Could you set down the listing below exactly and omit its images?

==================================================

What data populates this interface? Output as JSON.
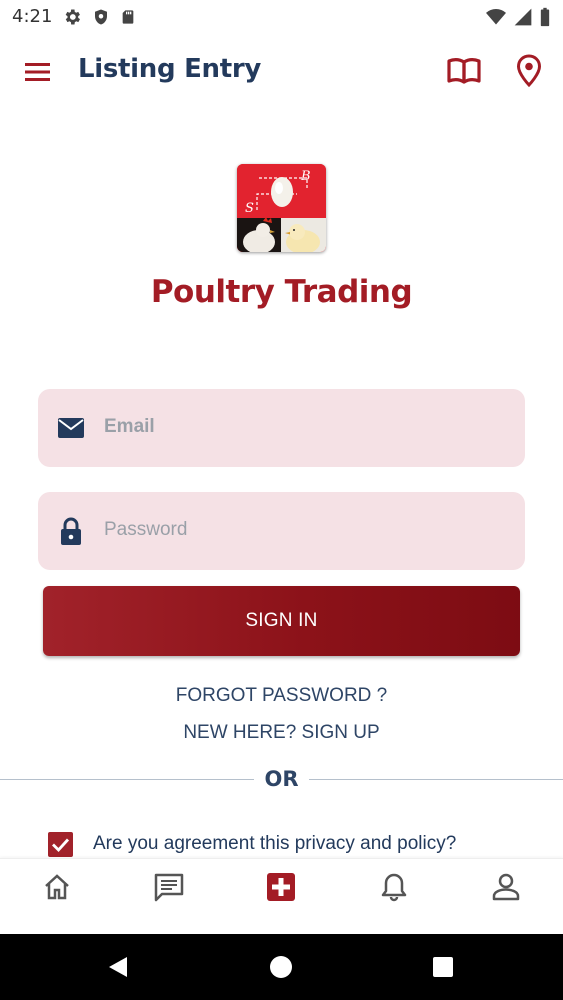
{
  "status_bar": {
    "time": "4:21",
    "left_icons": [
      "settings-icon",
      "shield-icon",
      "sd-card-icon"
    ],
    "right_icons": [
      "wifi-icon",
      "signal-icon",
      "battery-icon"
    ]
  },
  "app_bar": {
    "title": "Listing Entry",
    "menu_icon": "hamburger-menu-icon",
    "actions": [
      "book-icon",
      "location-pin-icon"
    ],
    "accent_color": "#a31c25"
  },
  "brand": {
    "name": "Poultry Trading",
    "logo_letters": [
      "S",
      "B"
    ]
  },
  "form": {
    "email_placeholder": "Email",
    "email_value": "",
    "password_placeholder": "Password",
    "password_value": "",
    "signin_label": "SIGN IN",
    "forgot_label": "FORGOT PASSWORD ?",
    "signup_label": "NEW HERE? SIGN UP",
    "divider_label": "OR",
    "policy_label": "Are you agreement this privacy and policy?",
    "policy_checked": true
  },
  "bottom_nav": {
    "items": [
      "home-icon",
      "messages-icon",
      "add-listing-icon",
      "notifications-icon",
      "profile-icon"
    ],
    "active": "add-listing-icon"
  },
  "colors": {
    "primary": "#a31c25",
    "navy": "#233a5c",
    "field_bg": "#f5e1e5"
  }
}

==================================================

● **Result below**
What data populates this interface? Output as JSON.
{
  "status_bar": {
    "time": "4:21",
    "left_icons": [
      "settings-icon",
      "shield-icon",
      "sd-card-icon"
    ],
    "right_icons": [
      "wifi-icon",
      "signal-icon",
      "battery-icon"
    ]
  },
  "app_bar": {
    "title": "Listing Entry",
    "menu_icon": "hamburger-menu-icon",
    "actions": [
      "book-icon",
      "location-pin-icon"
    ],
    "accent_color": "#a31c25"
  },
  "brand": {
    "name": "Poultry Trading",
    "logo_letters": [
      "S",
      "B"
    ]
  },
  "form": {
    "email_placeholder": "Email",
    "email_value": "",
    "password_placeholder": "Password",
    "password_value": "",
    "signin_label": "SIGN IN",
    "forgot_label": "FORGOT PASSWORD ?",
    "signup_label": "NEW HERE? SIGN UP",
    "divider_label": "OR",
    "policy_label": "Are you agreement this privacy and policy?",
    "policy_checked": true
  },
  "bottom_nav": {
    "items": [
      "home-icon",
      "messages-icon",
      "add-listing-icon",
      "notifications-icon",
      "profile-icon"
    ],
    "active": "add-listing-icon"
  },
  "colors": {
    "primary": "#a31c25",
    "navy": "#233a5c",
    "field_bg": "#f5e1e5"
  }
}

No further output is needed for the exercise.